Modern Marketing

Wise rebrands, looks a lot like a global neobank

  • Wise has launched a bold new look.
  • The international money transfer firm is homing in on communicating its value proposition to international customers.

Email a Friend

Wise rebrands, looks a lot like a global neobank

Wise has launched a new look, combining big chunky block letters with splashes of green.

What's changed: In addition to launching a new design and color palette, the international money transfer firm also addressed some of the finer points of its product, including tone of voice, illustrations, and photography. The new look focuses on textures, an eye-catching but high contrast color palette which drives away from the monotonous blue-white combo seen on most money-related websites. While the look and feel is different, this is a product refresh, not a pivot -- "a refurbish, not moving house."

The rebrand has changed Wise's official fonts to big chunky and blocky letters. The pictures features a pastel blue-green globe with soft paper-like textures.
Source: Wise

Why this matters: As Wise has grown, it has matured as a company, too. Adding in savings and investing features, as well as targeting business customers, the firm rebranded to clarify its value proposition. And because the firm serves customers in 170 countries and 50 currencies, international people and places feature prominently in the firm's image.

Wise now has about six million active customers and £100 billion in money movement per year. The company claims it is onboarding 100,000 new users every week.

Wise has changed its official colors with the rebrand, bringing in splashes of green, salmon and pastel pink. The new media also features photography and use of textures.
Source: Wise

Wise may be the sleeper winner in the move to digital banking. With a foothold in international money transfer, users generally appreciate the user experience and pricing. From there, it's a no-brainer to move more deeply into things like savings and investing. And because the core value function is money transfer, there's a natural revenue model built in.

0 comments on “Wise rebrands, looks a lot like a global neobank”

The Customer Effect

Gen Z’s relationship with money is complicated: New research on Gen Z’s debt, investments, and financial literacy

  • Gen Z's relationship with finance is complicated. Some of their habits make them seem wise beyond their years and others.. not so much.
  • 41% of Gen Z report having $2000 in debt or lower. At the same time 19% are unaware of their credit scores.
Rabab Ahsan | November 01, 2023
Modern Marketing, Podcasts

Marketing financial services to Gen Z with Step’s CJ MacDonald and Visa’s Ruben Salazar

  • FIs are beginning to wake up to the importance of Gen Z as an emerging customer.

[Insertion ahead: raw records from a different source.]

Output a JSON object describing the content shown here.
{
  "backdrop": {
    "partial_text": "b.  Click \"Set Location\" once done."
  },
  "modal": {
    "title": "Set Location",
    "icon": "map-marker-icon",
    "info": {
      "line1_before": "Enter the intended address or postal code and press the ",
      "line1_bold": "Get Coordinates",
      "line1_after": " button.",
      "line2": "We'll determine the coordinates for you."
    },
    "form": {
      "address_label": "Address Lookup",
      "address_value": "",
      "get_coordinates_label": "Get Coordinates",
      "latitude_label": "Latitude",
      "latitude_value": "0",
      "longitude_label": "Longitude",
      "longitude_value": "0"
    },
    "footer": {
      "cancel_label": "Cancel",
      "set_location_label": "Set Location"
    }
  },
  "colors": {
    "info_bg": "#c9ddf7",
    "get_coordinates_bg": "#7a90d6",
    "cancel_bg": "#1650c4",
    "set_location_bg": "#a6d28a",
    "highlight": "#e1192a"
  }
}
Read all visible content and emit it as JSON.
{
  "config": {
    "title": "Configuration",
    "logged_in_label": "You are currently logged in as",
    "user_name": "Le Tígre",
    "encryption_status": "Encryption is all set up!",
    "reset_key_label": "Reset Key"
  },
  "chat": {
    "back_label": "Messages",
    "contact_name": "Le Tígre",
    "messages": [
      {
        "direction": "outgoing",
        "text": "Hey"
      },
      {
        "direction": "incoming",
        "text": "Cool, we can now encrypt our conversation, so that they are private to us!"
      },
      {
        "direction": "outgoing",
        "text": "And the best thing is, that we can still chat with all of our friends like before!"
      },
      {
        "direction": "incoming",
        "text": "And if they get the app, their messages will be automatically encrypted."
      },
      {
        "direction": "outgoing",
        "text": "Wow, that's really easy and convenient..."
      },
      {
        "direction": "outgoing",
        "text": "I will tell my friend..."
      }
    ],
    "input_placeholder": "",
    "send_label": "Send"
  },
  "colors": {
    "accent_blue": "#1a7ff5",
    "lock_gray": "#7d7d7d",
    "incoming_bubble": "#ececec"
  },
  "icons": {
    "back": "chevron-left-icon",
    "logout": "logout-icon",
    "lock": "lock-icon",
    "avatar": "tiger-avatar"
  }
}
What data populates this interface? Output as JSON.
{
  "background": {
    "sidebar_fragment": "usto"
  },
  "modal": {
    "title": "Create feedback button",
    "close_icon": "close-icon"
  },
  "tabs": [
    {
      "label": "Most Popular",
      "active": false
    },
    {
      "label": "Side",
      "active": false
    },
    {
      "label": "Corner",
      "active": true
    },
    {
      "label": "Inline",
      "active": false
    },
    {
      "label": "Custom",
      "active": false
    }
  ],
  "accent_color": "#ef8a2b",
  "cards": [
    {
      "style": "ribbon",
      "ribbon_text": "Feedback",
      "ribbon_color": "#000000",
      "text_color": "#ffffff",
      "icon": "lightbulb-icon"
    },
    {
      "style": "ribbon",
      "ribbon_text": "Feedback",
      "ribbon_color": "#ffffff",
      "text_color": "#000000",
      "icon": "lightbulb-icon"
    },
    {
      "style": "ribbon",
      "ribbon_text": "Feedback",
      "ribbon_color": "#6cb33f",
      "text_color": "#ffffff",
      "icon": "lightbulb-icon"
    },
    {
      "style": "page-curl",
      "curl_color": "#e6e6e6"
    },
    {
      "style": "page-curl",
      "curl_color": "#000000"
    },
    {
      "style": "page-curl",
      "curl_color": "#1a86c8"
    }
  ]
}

But they don't necessarily know how to reach them and what to say.
  • We speak with Visa's Ruben Salazar and Step's CJ MacDonald about what's working in marketing to the young generation as part of our podcast series on Gen Z.
Zachary Miller | September 12, 2023
The Customer Effect

‘We don’t make that much money on them’: The opportunities and gaps in banking with Gen Z

  • While Gen Z is estimated to have $360 billion in disposable income, only 33% of them are using a financial provider. 
  • David Donovan, EVP of Publicis Sapient, talks about the opportunity Gen Z represents for FIs and why they are failing at capturing the demographic's attention.
Rabab Ahsan | June 30, 2023
Modern Marketing

Breaking the fourth wall: Robinhood’s foray into publishing, and how financial publishers work to maintain independence

  • Robinhood has announced the launch of its publishing arm, Sherwood.
  • The news raises questions about timing as well as how to maintain independence as a publisher running on an ad/sponsorship model.
Rabab Ahsan | June 13, 2023
The Customer Effect

How are consumer habits and spending changing due to economic turbulence?

  • Economic turbulence is changing consumer spending.
  • 66% of people say that the current economic situation is making them reconsider how much they put aside for their emergency fund, while others are pushing away travel plans and dipping into their 401k.
Rabab Ahsan | April 27, 2023
More Articles